August was the 60th consecutive month that the index showed growth, meaning that the Republic’s construction industry has been expanding for five years after pulling out of a deep recession sparked by the 2008 financial crisis.
The index, which follows the sector’s performance every month, hit 58.3 in August, indicating a sharp rate of growth. Ulster’s PMI takes 50 as its benchmark. Any reading above that figure indicates that the industry expanded on the previous month, while any result below that shows that it shrank.
August’s reading was below the 60.7 recorded in July, which shows that while activity increased it did so at a slower rate last month than in the previous one.
The figures show that house-building was the strongest performer, reaching 60.3 in August against 63.9 the previous month.
Commercial building, which includes offices and factories, recorded a reading of 57.7, from 60.9.
Civil engineering, which covers State-funded projects such as roads, schools, water-treatment plants and other infrastructure, advanced at the slowest rate, hitting just 51.5. Ulster Bank noted that August was the second month running in which this sector recorded growth.
“The headline PMI eased back from what was an extremely elevated reading in July to stand at 58.3 in August, but this is still very much a level which signals ongoing rapid gains in activity.

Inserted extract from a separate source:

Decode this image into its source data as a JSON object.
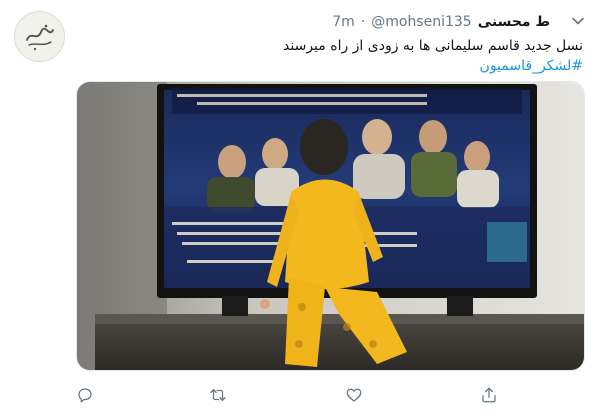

For the second consecutive month all three sub-sectors registered positive growth, with housing remaining the strongest performing category.”
Mr Barry added that while the housing index slowed slightly, July’s reading had been one of the strongest ever.
He argued that 60.3 pointed to very rapid expansion, and suggested that robust growth in house-building would be sustained through the third quarter of the year.
The economist also pointed out that many companies taking part in the survey predicted that new residential building would be a key contributor to continued growth in the industry.
Mr Barry said that while some elements of the index showed that construction’s recovery had further to go, he said the future was not without its challenges, including capacity constraints, that is, not having the resources to meet demand.
He said that builders remained confident about the industry’s prospects.